Mesa CRJ-900 Block Hours per Day
At the end of February, in just a couple days, Mesa’s flying for American is slashed in half. This isn’t just an abrupt stop but rather a somewhat organized wind-down. Then, just 3 days later, United will step in. The flying for both American and United combined in that first month is below what Mesa is doing alone for American in February, but that’s likely because it’s a logistical challenge to make all this flying work together.
When it starts in March, United will have it solely from the Houston/IAH hub to:
- Albuquerque (starts March 17)
- Birmingham (starts March 3)
- Dallas/Fort Worth (starts March 3)
- El Paso (starts March 4)
- Harlingen (starts March 17)
- Lafayette (starts March 26)
- Louisville (starts March 4)
- McAllen (starts March 3)
- Phoenix (starts March 3)
- Springfield, MO (starts March 26)
- Tulsa (starts March 26)
- Wichita (starts March 26)
There is also on-and-off service to Little Rock and Oklahoma City. These are all the kind of markets you’d expect to see as a good starting point to the rollout. They’re relatively close markets to Houston that have decent demand with multiple frequencies to protect in case of… shall we say, irregular operations. The only outliers are those that are there for a different reason: Dallas/Fort Worth and Phoenix.
Remember, Mesa has been operating exclusively from the DFW and Phoenix hubs for American for several years, and it has said it will keep all existing bases. It really had no choice since forcing base closures could risk more employees leaving the airline. It absolutely can’t afford that.
Mesa will end up having bases in Denver and Houston, but in the beginning, it will have to rely on shuttling crews back and forth. That’s why the DFW and Phoenix flights exist. They will each have between 1 and 3 daily flights varying by day in that first month. Those flights are able to be sold but they really exist as crew transports and are incremental flying over the existing schedule, for the most part.
Once Mesa stops flying for American on April 3, it’ll be just a couple more days until the next ramp up. On April 7, United adds Mesa from Houston to Baton Rouge, Corpus Christi, Memphis, Midland, Oklahoma City, St Louis, and San Antonio.

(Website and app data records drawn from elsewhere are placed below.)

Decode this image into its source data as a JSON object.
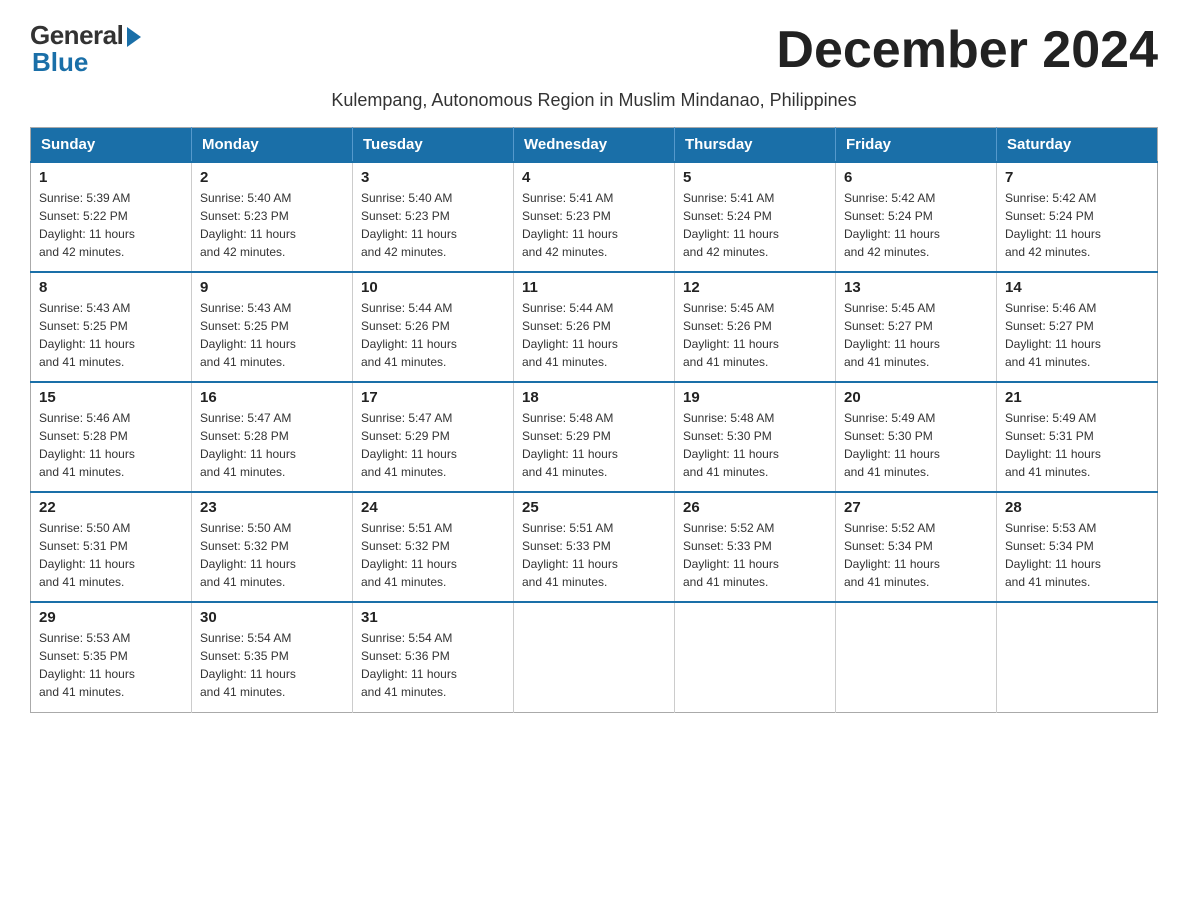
{
  "logo": {
    "general": "General",
    "blue": "Blue"
  },
  "title": "December 2024",
  "subtitle": "Kulempang, Autonomous Region in Muslim Mindanao, Philippines",
  "days_of_week": [
    "Sunday",
    "Monday",
    "Tuesday",
    "Wednesday",
    "Thursday",
    "Friday",
    "Saturday"
  ],
  "weeks": [
    [
      {
        "day": "1",
        "sunrise": "5:39 AM",
        "sunset": "5:22 PM",
        "daylight": "11 hours and 42 minutes."
      },
      {
        "day": "2",
        "sunrise": "5:40 AM",
        "sunset": "5:23 PM",
        "daylight": "11 hours and 42 minutes."
      },
      {
        "day": "3",
        "sunrise": "5:40 AM",
        "sunset": "5:23 PM",
        "daylight": "11 hours and 42 minutes."
      },
      {
        "day": "4",
        "sunrise": "5:41 AM",
        "sunset": "5:23 PM",
        "daylight": "11 hours and 42 minutes."
      },
      {
        "day": "5",
        "sunrise": "5:41 AM",
        "sunset": "5:24 PM",
        "daylight": "11 hours and 42 minutes."
      },
      {
        "day": "6",
        "sunrise": "5:42 AM",
        "sunset": "5:24 PM",
        "daylight": "11 hours and 42 minutes."
      },
      {
        "day": "7",
        "sunrise": "5:42 AM",
        "sunset": "5:24 PM",
        "daylight": "11 hours and 42 minutes."
      }
    ],
    [
      {
        "day": "8",
        "sunrise": "5:43 AM",
        "sunset": "5:25 PM",
        "daylight": "11 hours and 41 minutes."
      },
      {
        "day": "9",
        "sunrise": "5:43 AM",
        "sunset": "5:25 PM",
        "daylight": "11 hours and 41 minutes."
      },
      {
        "day": "10",
        "sunrise": "5:44 AM",
        "sunset": "5:26 PM",
        "daylight": "11 hours and 41 minutes."
      },
      {
        "day": "11",
        "sunrise": "5:44 AM",
        "sunset": "5:26 PM",
        "daylight": "11 hours and 41 minutes."
      },
      {
        "day": "12",
        "sunrise": "5:45 AM",
        "sunset": "5:26 PM",
        "daylight": "11 hours and 41 minutes."
      },
      {
        "day": "13",
        "sunrise": "5:45 AM",
        "sunset": "5:27 PM",
        "daylight": "11 hours and 41 minutes."
      },
      {
        "day": "14",
        "sunrise": "5:46 AM",
        "sunset": "5:27 PM",
        "daylight": "11 hours and 41 minutes."
      }
    ],
    [
      {
        "day": "15",
        "sunrise": "5:46 AM",
        "sunset": "5:28 PM",
        "daylight": "11 hours and 41 minutes."
      },
      {
        "day": "16",
        "sunrise": "5:47 AM",
        "sunset": "5:28 PM",
        "daylight": "11 hours and 41 minutes."
      },
      {
        "day": "17",
        "sunrise": "5:47 AM",
        "sunset": "5:29 PM",
        "daylight": "11 hours and 41 minutes."
      },
      {
        "day": "18",
        "sunrise": "5:48 AM",
        "sunset": "5:29 PM",
        "daylight": "11 hours and 41 minutes."
      },
      {
        "day": "19",
        "sunrise": "5:48 AM",
        "sunset": "5:30 PM",
        "daylight": "11 hours and 41 minutes."
      },
      {
        "day": "20",
        "sunrise": "5:49 AM",
        "sunset": "5:30 PM",
        "daylight": "11 hours and 41 minutes."
      },
      {
        "day": "21",
        "sunrise": "5:49 AM",
        "sunset": "5:31 PM",
        "daylight": "11 hours and 41 minutes."
      }
    ],
    [
      {
        "day": "22",
        "sunrise": "5:50 AM",
        "sunset": "5:31 PM",
        "daylight": "11 hours and 41 minutes."
      },
      {
        "day": "23",
        "sunrise": "5:50 AM",
        "sunset": "5:32 PM",
        "daylight": "11 hours and 41 minutes."
      },
      {
        "day": "24",
        "sunrise": "5:51 AM",
        "sunset": "5:32 PM",
        "daylight": "11 hours and 41 minutes."
      },
      {
        "day": "25",
        "sunrise": "5:51 AM",
        "sunset": "5:33 PM",
        "daylight": "11 hours and 41 minutes."
      },
      {
        "day": "26",
        "sunrise": "5:52 AM",
        "sunset": "5:33 PM",
        "daylight": "11 hours and 41 minutes."
      },
      {
        "day": "27",
        "sunrise": "5:52 AM",
        "sunset": "5:34 PM",
        "daylight": "11 hours and 41 minutes."
      },
      {
        "day": "28",
        "sunrise": "5:53 AM",
        "sunset": "5:34 PM",
        "daylight": "11 hours and 41 minutes."
      }
    ],
    [
      {
        "day": "29",
        "sunrise": "5:53 AM",
        "sunset": "5:35 PM",
        "daylight": "11 hours and 41 minutes."
      },
      {
        "day": "30",
        "sunrise": "5:54 AM",
        "sunset": "5:35 PM",
        "daylight": "11 hours and 41 minutes."
      },
      {
        "day": "31",
        "sunrise": "5:54 AM",
        "sunset": "5:36 PM",
        "daylight": "11 hours and 41 minutes."
      },
      null,
      null,
      null,
      null
    ]
  ],
  "labels": {
    "sunrise": "Sunrise:",
    "sunset": "Sunset:",
    "daylight": "Daylight:"
  }
}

That holds until May 5 when United moves Mesa into its second hub in Denver.
On May 5, service starts from Denver to Casper, Dallas/Fort Worth, Grand Junction, Little Rock, Springfield (MO), Tulsa, and Wichita. If this list looks familiar, it’s because a lot of these markets are the ones that Mesa will initially fly from Houston. I’m assuming this makes it easier for Mesa to route airplanes and crews in the early days.

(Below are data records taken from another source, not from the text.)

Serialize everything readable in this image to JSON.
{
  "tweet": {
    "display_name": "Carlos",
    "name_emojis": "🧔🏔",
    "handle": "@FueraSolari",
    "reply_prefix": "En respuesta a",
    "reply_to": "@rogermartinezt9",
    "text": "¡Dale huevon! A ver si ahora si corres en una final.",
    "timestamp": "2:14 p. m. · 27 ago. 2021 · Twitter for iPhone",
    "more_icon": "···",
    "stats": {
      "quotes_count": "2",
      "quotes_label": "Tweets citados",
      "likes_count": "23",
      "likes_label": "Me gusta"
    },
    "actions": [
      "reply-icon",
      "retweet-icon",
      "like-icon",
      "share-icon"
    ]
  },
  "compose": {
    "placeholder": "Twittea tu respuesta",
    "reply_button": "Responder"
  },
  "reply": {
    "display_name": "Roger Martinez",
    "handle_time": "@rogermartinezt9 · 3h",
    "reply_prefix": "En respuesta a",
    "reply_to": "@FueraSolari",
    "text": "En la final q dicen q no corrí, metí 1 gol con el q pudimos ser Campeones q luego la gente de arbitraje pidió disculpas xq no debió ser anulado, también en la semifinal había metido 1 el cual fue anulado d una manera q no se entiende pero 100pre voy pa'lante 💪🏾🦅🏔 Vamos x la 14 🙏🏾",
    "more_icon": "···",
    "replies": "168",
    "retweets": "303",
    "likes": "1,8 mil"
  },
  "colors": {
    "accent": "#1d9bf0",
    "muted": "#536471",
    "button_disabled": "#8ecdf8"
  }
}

It’s not until Denver – Phoenix starts on June 2 that we see more growth in Denver. That day sees flying also begin to Bozeman, El Paso, and Oklahoma City. And that’s about the extent of what we know now.
At this point, United only has filed Mesa CRJ-900 flying through June 22. Presumably we will see the rest of the schedule filled out soon enough, but this is at least a start.

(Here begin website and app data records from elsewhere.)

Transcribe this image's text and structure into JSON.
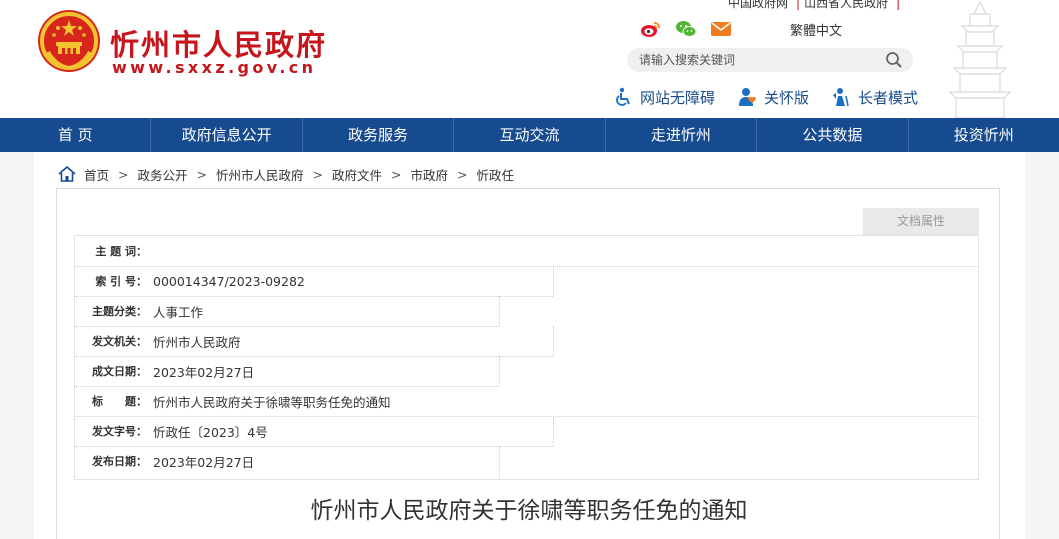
{
  "header": {
    "site_title": "忻州市人民政府",
    "site_url": "www.sxxz.gov.cn",
    "top_links": [
      "中国政府网",
      "山西省人民政府"
    ],
    "lang_switch": "繁體中文",
    "search_placeholder": "请输入搜索关键词",
    "accessibility": [
      {
        "label": "网站无障碍",
        "icon": "wheelchair-icon"
      },
      {
        "label": "关怀版",
        "icon": "care-icon"
      },
      {
        "label": "长者模式",
        "icon": "elder-icon"
      }
    ],
    "social_icons": [
      "weibo-icon",
      "wechat-icon",
      "mail-icon"
    ],
    "colors": {
      "brand_red": "#c4161c",
      "nav_blue": "#164b8f",
      "link_blue": "#1a4b8c"
    }
  },
  "nav": {
    "items": [
      "首 页",
      "政府信息公开",
      "政务服务",
      "互动交流",
      "走进忻州",
      "公共数据",
      "投资忻州"
    ]
  },
  "breadcrumb": [
    "首页",
    "政务公开",
    "忻州市人民政府",
    "政府文件",
    "市政府",
    "忻政任"
  ],
  "doc": {
    "attr_tab": "文档属性",
    "meta": [
      {
        "key": "主 题 词：",
        "value": ""
      },
      {
        "key": "索 引 号：",
        "value": "000014347/2023-09282"
      },
      {
        "key": "主题分类：",
        "value": "人事工作"
      },
      {
        "key": "发文机关：",
        "value": "忻州市人民政府"
      },
      {
        "key": "成文日期：",
        "value": "2023年02月27日"
      },
      {
        "key": "标　　题：",
        "value": "忻州市人民政府关于徐啸等职务任免的通知"
      },
      {
        "key": "发文字号：",
        "value": "忻政任〔2023〕4号"
      },
      {
        "key": "发布日期：",
        "value": "2023年02月27日"
      }
    ],
    "title": "忻州市人民政府关于徐啸等职务任免的通知"
  }
}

In the long run, I’d imagine Mesa will do what it can to hire people into new Denver and Houston bases, so it can ramp down flying to Dallas/Fort Worth and Phoenix and use those airplanes for better flying that is more suited to them.
This is not a simple transition for Mesa, but it looks to at least be well-planned. Let’s see if the airline can pull it off without significant disruption.